● Task to carry out
Check every line of the data for the word "band", and copy those that have it.

[Data about app and page elements]
★ ★ ★ ★

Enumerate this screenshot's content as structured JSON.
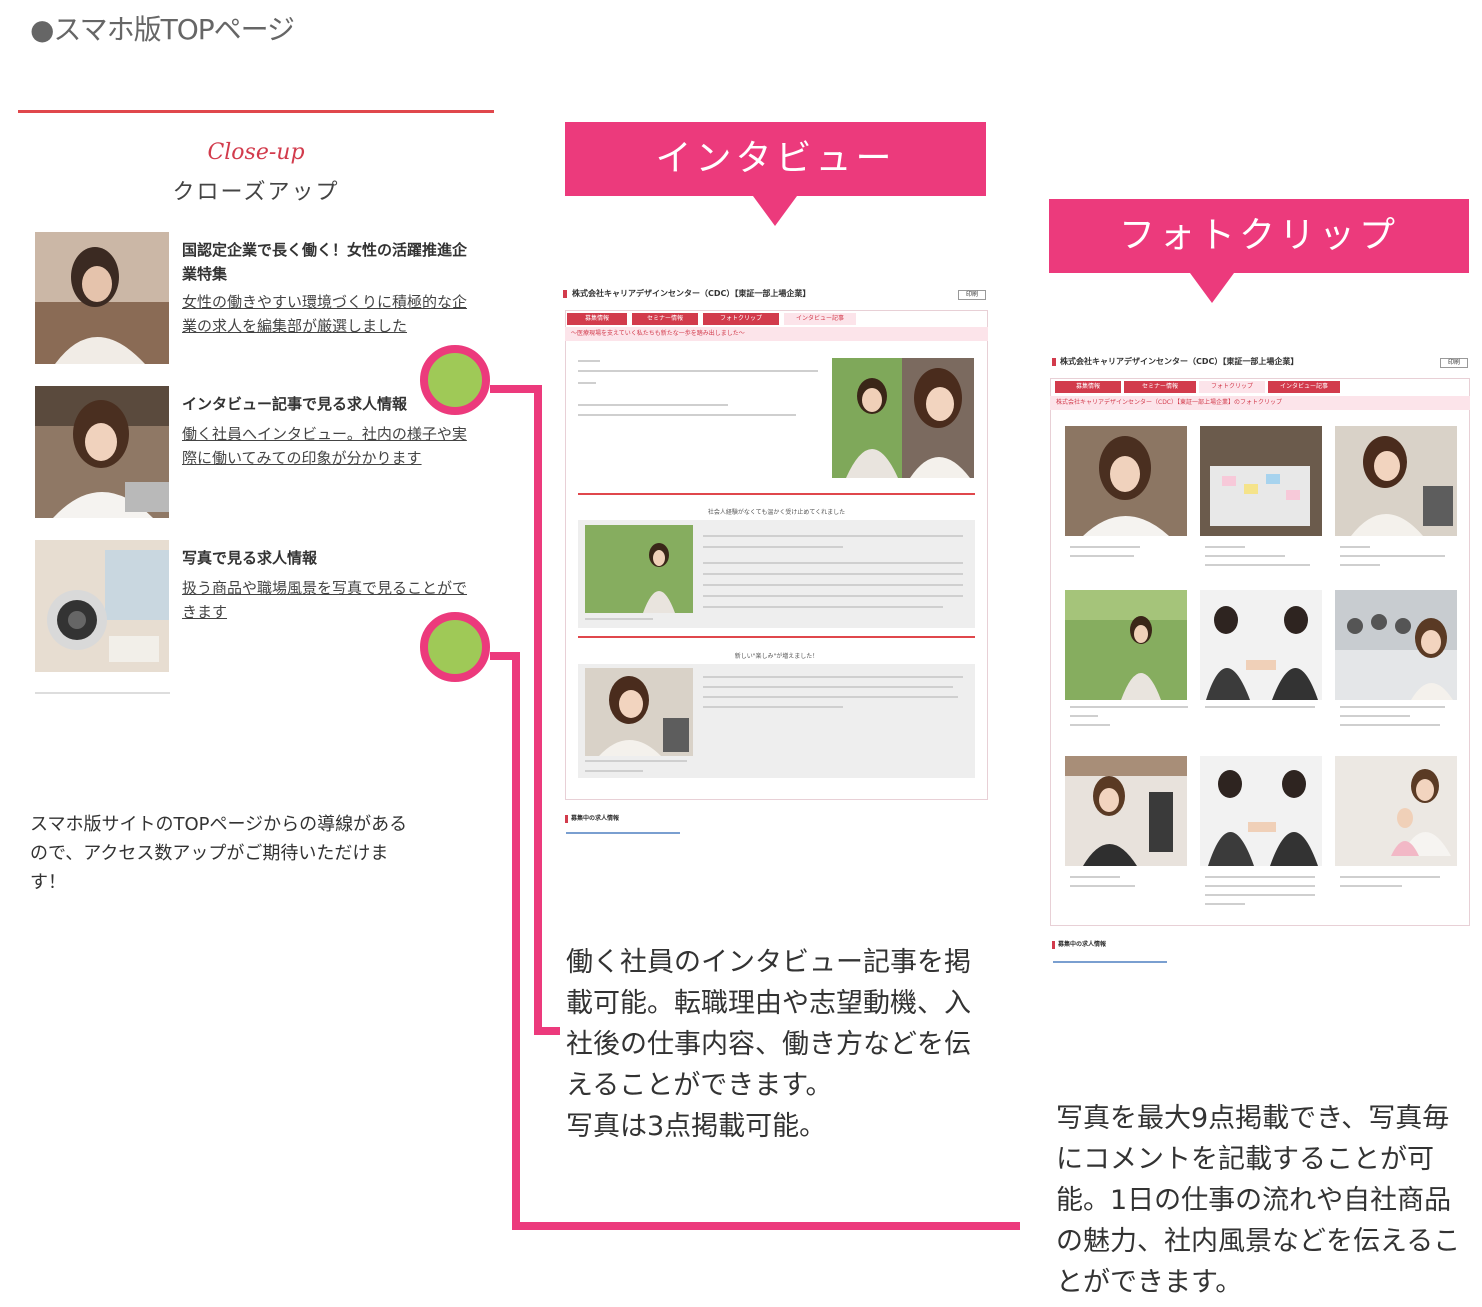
{
  "page_heading": "●スマホ版TOPページ",
  "closeup": {
    "script_title": "Close-up",
    "title": "クローズアップ",
    "items": [
      {
        "title": "国認定企業で長く働く！女性の活躍推進企業特集",
        "desc": "女性の働きやすい環境づくりに積極的な企業の求人を編集部が厳選しました"
      },
      {
        "title": "インタビュー記事で見る求人情報",
        "desc": "働く社員へインタビュー。社内の様子や実際に働いてみての印象が分かります"
      },
      {
        "title": "写真で見る求人情報",
        "desc": "扱う商品や職場風景を写真で見ることができます"
      }
    ]
  },
  "left_note": "スマホ版サイトのTOPページからの導線があるので、アクセス数アップがご期待いただけます！",
  "interview": {
    "banner": "インタビュー",
    "preview_header": "株式会社キャリアデザインセンター（CDC）【東証一部上場企業】",
    "preview_button": "印刷",
    "tabs": [
      "募集情報",
      "セミナー情報",
      "フォトクリップ",
      "インタビュー記事"
    ],
    "band": "～医療現場を支えていく私たちも新たな一歩を踏み出しました～",
    "section1": "社会人経験がなくても温かく受け止めてくれました",
    "section2": "新しい\"楽しみ\"が増えました！",
    "footer_link": "募集中の求人情報",
    "description": "働く社員のインタビュー記事を掲載可能。転職理由や志望動機、入社後の仕事内容、働き方などを伝えることができます。\n写真は3点掲載可能。"
  },
  "photoclip": {
    "banner": "フォトクリップ",
    "preview_header": "株式会社キャリアデザインセンター（CDC）【東証一部上場企業】",
    "preview_button": "印刷",
    "tabs": [
      "募集情報",
      "セミナー情報",
      "フォトクリップ",
      "インタビュー記事"
    ],
    "band": "株式会社キャリアデザインセンター（CDC）【東証一部上場企業】のフォトクリップ",
    "footer_link": "募集中の求人情報",
    "description": "写真を最大9点掲載でき、写真毎にコメントを記載することが可能。1日の仕事の流れや自社商品の魅力、社内風景などを伝えることができます。"
  },
  "colors": {
    "accent": "#ec3a7c",
    "dot": "#9fc957",
    "rule": "#e0474c"
  }
}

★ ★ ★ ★

● Solution
    "band": "～医療現場を支えていく私たちも新たな一歩を踏み出しました～",
    "band": "株式会社キャリアデザインセンター（CDC）【東証一部上場企業】のフォトクリップ",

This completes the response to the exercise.